[SOURCE RECORDS]
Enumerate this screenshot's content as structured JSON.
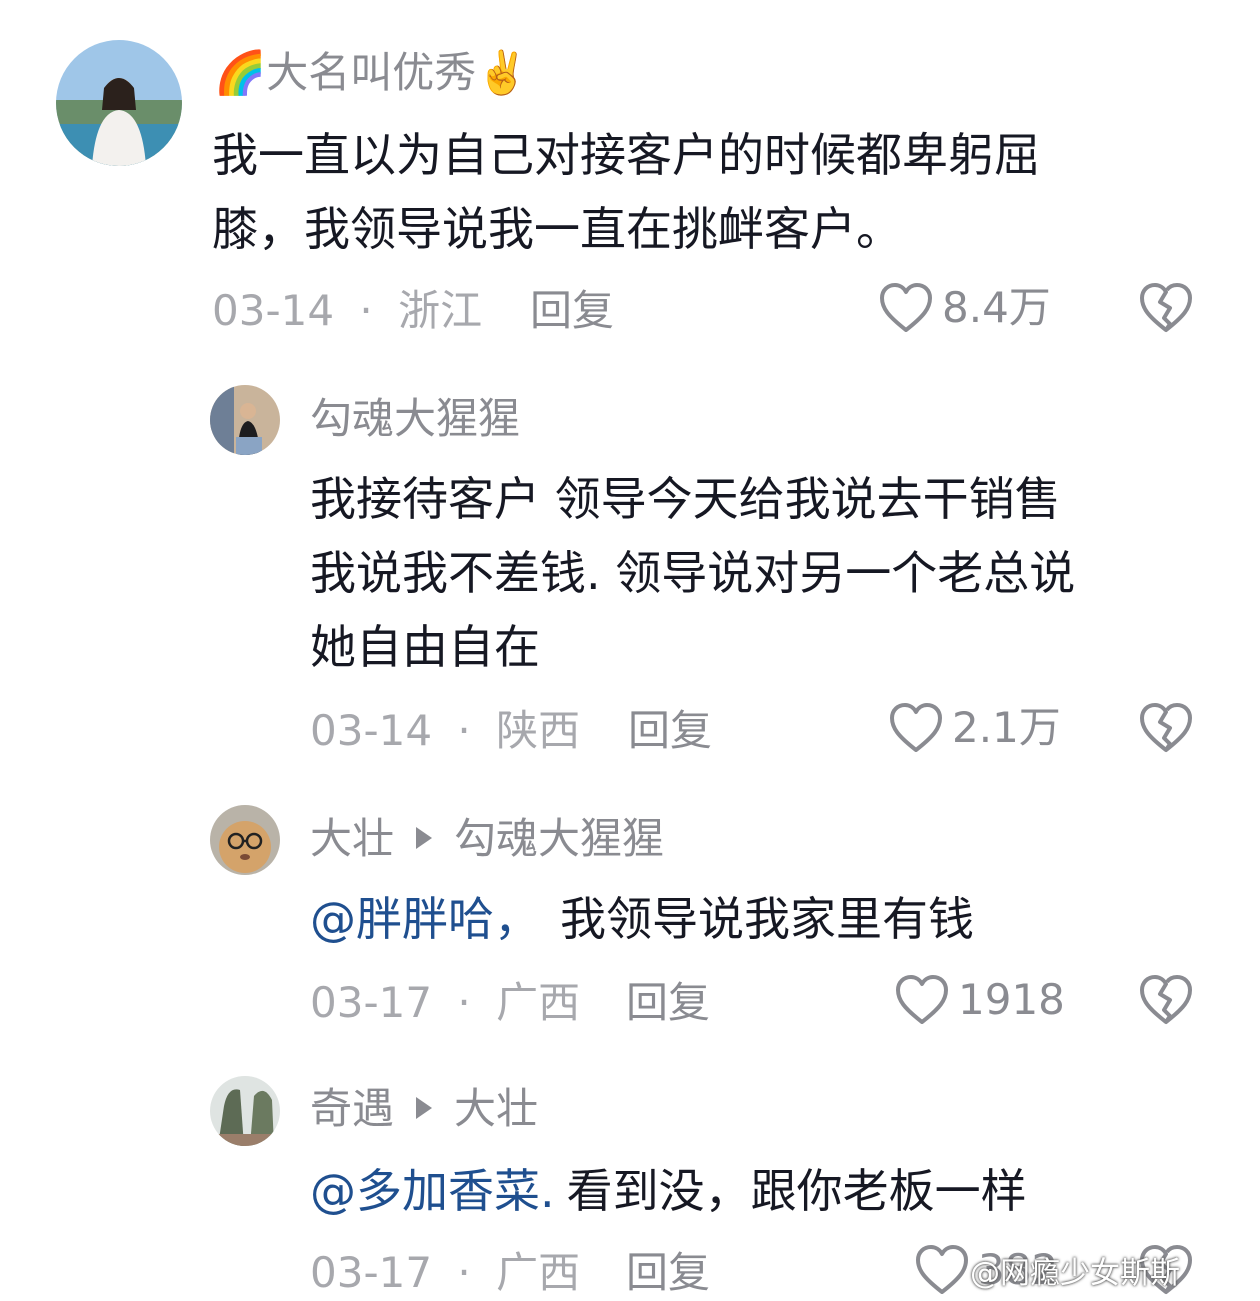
{
  "comments": [
    {
      "user": "大名叫优秀",
      "user_prefix_emoji": "🌈",
      "user_suffix_emoji": "✌️",
      "text_lines": [
        "我一直以为自己对接客户的时候都卑躬屈",
        "膝，我领导说我一直在挑衅客户。"
      ],
      "date": "03-14",
      "separator": "·",
      "location": "浙江",
      "reply_label": "回复",
      "likes": "8.4万"
    },
    {
      "user": "勾魂大猩猩",
      "text_lines": [
        "我接待客户 领导今天给我说去干销售",
        "我说我不差钱. 领导说对另一个老总说",
        "她自由自在"
      ],
      "date": "03-14",
      "separator": "·",
      "location": "陕西",
      "reply_label": "回复",
      "likes": "2.1万"
    },
    {
      "user": "大壮",
      "reply_to": "勾魂大猩猩",
      "mention": "@胖胖哈，",
      "text": "我领导说我家里有钱",
      "date": "03-17",
      "separator": "·",
      "location": "广西",
      "reply_label": "回复",
      "likes": "1918"
    },
    {
      "user": "奇遇",
      "reply_to": "大壮",
      "mention": "@多加香菜.",
      "text": "看到没，跟你老板一样",
      "date": "03-17",
      "separator": "·",
      "location": "广西",
      "reply_label": "回复",
      "likes": "382"
    }
  ],
  "watermark": "@网瘾少女斯斯",
  "colors": {
    "text": "#161823",
    "meta": "#a7a8ad",
    "name": "#8a8b91",
    "mention": "#1f4f8f"
  },
  "icons": {
    "like": "heart-outline-icon",
    "dislike": "broken-heart-icon",
    "reply_arrow": "triangle-right-icon"
  }
}
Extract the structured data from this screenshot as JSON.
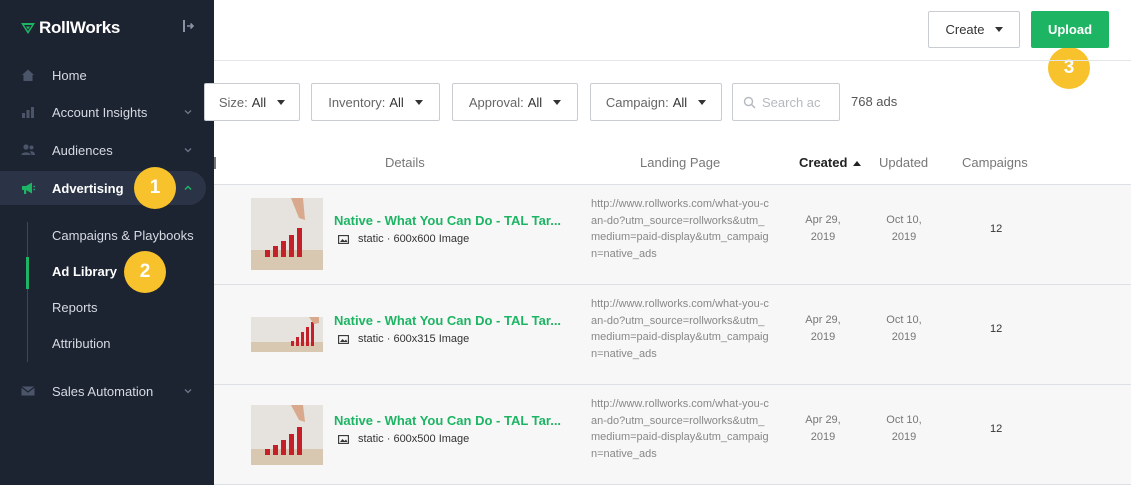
{
  "sidebar": {
    "logo_text": "RollWorks",
    "items": [
      {
        "label": "Home",
        "icon": "home-icon"
      },
      {
        "label": "Account Insights",
        "icon": "chart-icon"
      },
      {
        "label": "Audiences",
        "icon": "users-icon"
      },
      {
        "label": "Advertising",
        "icon": "megaphone-icon"
      },
      {
        "label": "Sales Automation",
        "icon": "mail-icon"
      }
    ],
    "sub_items": [
      "Campaigns & Playbooks",
      "Ad Library",
      "Reports",
      "Attribution"
    ]
  },
  "badges": [
    "1",
    "2",
    "3"
  ],
  "toolbar": {
    "create_label": "Create",
    "upload_label": "Upload"
  },
  "filters": {
    "size": {
      "label": "Size:",
      "value": "All"
    },
    "inventory": {
      "label": "Inventory:",
      "value": "All"
    },
    "approval": {
      "label": "Approval:",
      "value": "All"
    },
    "campaign": {
      "label": "Campaign:",
      "value": "All"
    },
    "search_placeholder": "Search ac",
    "count": "768 ads"
  },
  "table": {
    "headers": {
      "details": "Details",
      "landing": "Landing Page",
      "created": "Created",
      "updated": "Updated",
      "campaigns": "Campaigns"
    },
    "rows": [
      {
        "title": "Native - What You Can Do - TAL Tar...",
        "meta": "static · 600x600 Image",
        "landing": "http://www.rollworks.com/what-you-can-do?utm_source=rollworks&utm_medium=paid-display&utm_campaign=native_ads",
        "created_1": "Apr 29,",
        "created_2": "2019",
        "updated_1": "Oct 10,",
        "updated_2": "2019",
        "campaigns": "12"
      },
      {
        "title": "Native - What You Can Do - TAL Tar...",
        "meta": "static · 600x315 Image",
        "landing": "http://www.rollworks.com/what-you-can-do?utm_source=rollworks&utm_medium=paid-display&utm_campaign=native_ads",
        "created_1": "Apr 29,",
        "created_2": "2019",
        "updated_1": "Oct 10,",
        "updated_2": "2019",
        "campaigns": "12"
      },
      {
        "title": "Native - What You Can Do - TAL Tar...",
        "meta": "static · 600x500 Image",
        "landing": "http://www.rollworks.com/what-you-can-do?utm_source=rollworks&utm_medium=paid-display&utm_campaign=native_ads",
        "created_1": "Apr 29,",
        "created_2": "2019",
        "updated_1": "Oct 10,",
        "updated_2": "2019",
        "campaigns": "12"
      }
    ]
  },
  "colors": {
    "sidebar_bg": "#1c2331",
    "accent_green": "#1db563",
    "badge_yellow": "#f7c22c"
  }
}
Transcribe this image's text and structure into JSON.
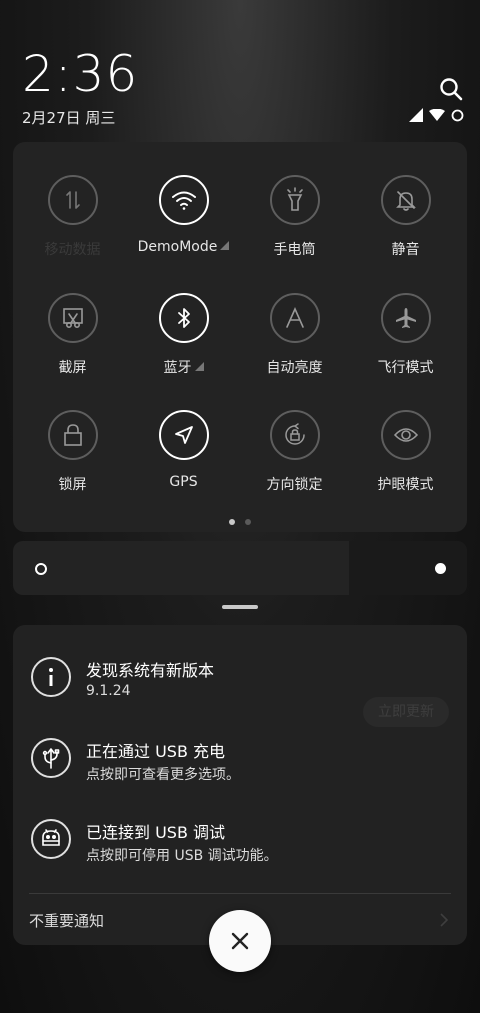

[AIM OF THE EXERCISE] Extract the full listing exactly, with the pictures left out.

[ANSWER BOX]
Enumerate this screenshot's content as structured JSON.
{
  "comments": [
    {
      "user": "大名叫优秀",
      "user_prefix_emoji": "🌈",
      "user_suffix_emoji": "✌️",
      "text_lines": [
        "我一直以为自己对接客户的时候都卑躬屈",
        "膝，我领导说我一直在挑衅客户。"
      ],
      "date": "03-14",
      "separator": "·",
      "location": "浙江",
      "reply_label": "回复",
      "likes": "8.4万"
    },
    {
      "user": "勾魂大猩猩",
      "text_lines": [
        "我接待客户 领导今天给我说去干销售",
        "我说我不差钱. 领导说对另一个老总说",
        "她自由自在"
      ],
      "date": "03-14",
      "separator": "·",
      "location": "陕西",
      "reply_label": "回复",
      "likes": "2.1万"
    },
    {
      "user": "大壮",
      "reply_to": "勾魂大猩猩",
      "mention": "@胖胖哈，",
      "text": "我领导说我家里有钱",
      "date": "03-17",
      "separator": "·",
      "location": "广西",
      "reply_label": "回复",
      "likes": "1918"
    },
    {
      "user": "奇遇",
      "reply_to": "大壮",
      "mention": "@多加香菜.",
      "text": "看到没，跟你老板一样",
      "date": "03-17",
      "separator": "·",
      "location": "广西",
      "reply_label": "回复",
      "likes": "382"
    }
  ],
  "watermark": "@网瘾少女斯斯",
  "colors": {
    "text": "#161823",
    "meta": "#a7a8ad",
    "name": "#8a8b91",
    "mention": "#1f4f8f"
  },
  "icons": {
    "like": "heart-outline-icon",
    "dislike": "broken-heart-icon",
    "reply_arrow": "triangle-right-icon"
  }
}
Extract the structured data from this screenshot as JSON.
{
  "sidebar": {
    "logo_text": "RollWorks",
    "items": [
      {
        "label": "Home",
        "icon": "home-icon"
      },
      {
        "label": "Account Insights",
        "icon": "chart-icon"
      },
      {
        "label": "Audiences",
        "icon": "users-icon"
      },
      {
        "label": "Advertising",
        "icon": "megaphone-icon"
      },
      {
        "label": "Sales Automation",
        "icon": "mail-icon"
      }
    ],
    "sub_items": [
      "Campaigns & Playbooks",
      "Ad Library",
      "Reports",
      "Attribution"
    ]
  },
  "badges": [
    "1",
    "2",
    "3"
  ],
  "toolbar": {
    "create_label": "Create",
    "upload_label": "Upload"
  },
  "filters": {
    "size": {
      "label": "Size:",
      "value": "All"
    },
    "inventory": {
      "label": "Inventory:",
      "value": "All"
    },
    "approval": {
      "label": "Approval:",
      "value": "All"
    },
    "campaign": {
      "label": "Campaign:",
      "value": "All"
    },
    "search_placeholder": "Search ac",
    "count": "768 ads"
  },
  "table": {
    "headers": {
      "details": "Details",
      "landing": "Landing Page",
      "created": "Created",
      "updated": "Updated",
      "campaigns": "Campaigns"
    },
    "rows": [
      {
        "title": "Native - What You Can Do - TAL Tar...",
        "meta": "static · 600x600 Image",
        "landing": "http://www.rollworks.com/what-you-can-do?utm_source=rollworks&utm_medium=paid-display&utm_campaign=native_ads",
        "created_1": "Apr 29,",
        "created_2": "2019",
        "updated_1": "Oct 10,",
        "updated_2": "2019",
        "campaigns": "12"
      },
      {
        "title": "Native - What You Can Do - TAL Tar...",
        "meta": "static · 600x315 Image",
        "landing": "http://www.rollworks.com/what-you-can-do?utm_source=rollworks&utm_medium=paid-display&utm_campaign=native_ads",
        "created_1": "Apr 29,",
        "created_2": "2019",
        "updated_1": "Oct 10,",
        "updated_2": "2019",
        "campaigns": "12"
      },
      {
        "title": "Native - What You Can Do - TAL Tar...",
        "meta": "static · 600x500 Image",
        "landing": "http://www.rollworks.com/what-you-can-do?utm_source=rollworks&utm_medium=paid-display&utm_campaign=native_ads",
        "created_1": "Apr 29,",
        "created_2": "2019",
        "updated_1": "Oct 10,",
        "updated_2": "2019",
        "campaigns": "12"
      }
    ]
  },
  "colors": {
    "sidebar_bg": "#1c2331",
    "accent_green": "#1db563",
    "badge_yellow": "#f7c22c"
  }
}
Transcribe this image's text and structure into JSON.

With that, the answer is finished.